(Stored entries)
[Start of section]
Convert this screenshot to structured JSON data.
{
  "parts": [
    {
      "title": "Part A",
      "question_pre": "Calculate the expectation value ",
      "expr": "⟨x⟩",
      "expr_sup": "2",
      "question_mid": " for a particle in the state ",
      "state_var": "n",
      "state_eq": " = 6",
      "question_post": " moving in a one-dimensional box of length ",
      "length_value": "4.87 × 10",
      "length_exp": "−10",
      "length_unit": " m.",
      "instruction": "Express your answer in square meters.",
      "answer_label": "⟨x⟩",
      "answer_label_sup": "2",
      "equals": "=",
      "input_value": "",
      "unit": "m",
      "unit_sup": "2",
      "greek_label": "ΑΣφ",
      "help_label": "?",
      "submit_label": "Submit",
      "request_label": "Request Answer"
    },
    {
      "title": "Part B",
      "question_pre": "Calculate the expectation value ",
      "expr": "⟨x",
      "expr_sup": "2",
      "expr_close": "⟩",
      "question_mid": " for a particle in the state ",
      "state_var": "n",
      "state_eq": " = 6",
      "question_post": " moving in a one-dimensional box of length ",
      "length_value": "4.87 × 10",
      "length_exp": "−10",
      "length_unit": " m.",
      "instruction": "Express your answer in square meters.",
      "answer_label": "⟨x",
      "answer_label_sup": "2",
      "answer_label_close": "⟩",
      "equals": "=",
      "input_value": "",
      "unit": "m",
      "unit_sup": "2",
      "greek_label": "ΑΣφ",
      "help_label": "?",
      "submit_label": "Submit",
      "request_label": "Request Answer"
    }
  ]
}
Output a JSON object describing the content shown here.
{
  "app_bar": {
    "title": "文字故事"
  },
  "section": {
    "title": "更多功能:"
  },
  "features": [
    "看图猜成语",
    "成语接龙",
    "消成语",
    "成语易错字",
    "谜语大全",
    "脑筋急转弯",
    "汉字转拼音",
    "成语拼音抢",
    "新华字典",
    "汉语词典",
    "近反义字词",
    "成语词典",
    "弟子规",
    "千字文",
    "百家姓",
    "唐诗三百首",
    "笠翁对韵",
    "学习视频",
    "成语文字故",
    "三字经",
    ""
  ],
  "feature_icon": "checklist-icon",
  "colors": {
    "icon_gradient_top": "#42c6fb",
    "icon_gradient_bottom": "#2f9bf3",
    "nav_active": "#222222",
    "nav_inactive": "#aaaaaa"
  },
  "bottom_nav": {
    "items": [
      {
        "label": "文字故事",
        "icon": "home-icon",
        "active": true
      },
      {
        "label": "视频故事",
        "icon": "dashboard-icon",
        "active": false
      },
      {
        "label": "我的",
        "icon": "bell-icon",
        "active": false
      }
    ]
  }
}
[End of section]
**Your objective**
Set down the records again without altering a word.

**Response below**
Convert this screenshot to structured JSON data.
{
  "parts": [
    {
      "title": "Part A",
      "question_pre": "Calculate the expectation value ",
      "expr": "⟨x⟩",
      "expr_sup": "2",
      "question_mid": " for a particle in the state ",
      "state_var": "n",
      "state_eq": " = 6",
      "question_post": " moving in a one-dimensional box of length ",
      "length_value": "4.87 × 10",
      "length_exp": "−10",
      "length_unit": " m.",
      "instruction": "Express your answer in square meters.",
      "answer_label": "⟨x⟩",
      "answer_label_sup": "2",
      "equals": "=",
      "input_value": "",
      "unit": "m",
      "unit_sup": "2",
      "greek_label": "ΑΣφ",
      "help_label": "?",
      "submit_label": "Submit",
      "request_label": "Request Answer"
    },
    {
      "title": "Part B",
      "question_pre": "Calculate the expectation value ",
      "expr": "⟨x",
      "expr_sup": "2",
      "expr_close": "⟩",
      "question_mid": " for a particle in the state ",
      "state_var": "n",
      "state_eq": " = 6",
      "question_post": " moving in a one-dimensional box of length ",
      "length_value": "4.87 × 10",
      "length_exp": "−10",
      "length_unit": " m.",
      "instruction": "Express your answer in square meters.",
      "answer_label": "⟨x",
      "answer_label_sup": "2",
      "answer_label_close": "⟩",
      "equals": "=",
      "input_value": "",
      "unit": "m",
      "unit_sup": "2",
      "greek_label": "ΑΣφ",
      "help_label": "?",
      "submit_label": "Submit",
      "request_label": "Request Answer"
    }
  ]
}
Output a JSON object describing the content shown here.
{
  "app_bar": {
    "title": "文字故事"
  },
  "section": {
    "title": "更多功能:"
  },
  "features": [
    "看图猜成语",
    "成语接龙",
    "消成语",
    "成语易错字",
    "谜语大全",
    "脑筋急转弯",
    "汉字转拼音",
    "成语拼音抢",
    "新华字典",
    "汉语词典",
    "近反义字词",
    "成语词典",
    "弟子规",
    "千字文",
    "百家姓",
    "唐诗三百首",
    "笠翁对韵",
    "学习视频",
    "成语文字故",
    "三字经",
    ""
  ],
  "feature_icon": "checklist-icon",
  "colors": {
    "icon_gradient_top": "#42c6fb",
    "icon_gradient_bottom": "#2f9bf3",
    "nav_active": "#222222",
    "nav_inactive": "#aaaaaa"
  },
  "bottom_nav": {
    "items": [
      {
        "label": "文字故事",
        "icon": "home-icon",
        "active": true
      },
      {
        "label": "视频故事",
        "icon": "dashboard-icon",
        "active": false
      },
      {
        "label": "我的",
        "icon": "bell-icon",
        "active": false
      }
    ]
  }
}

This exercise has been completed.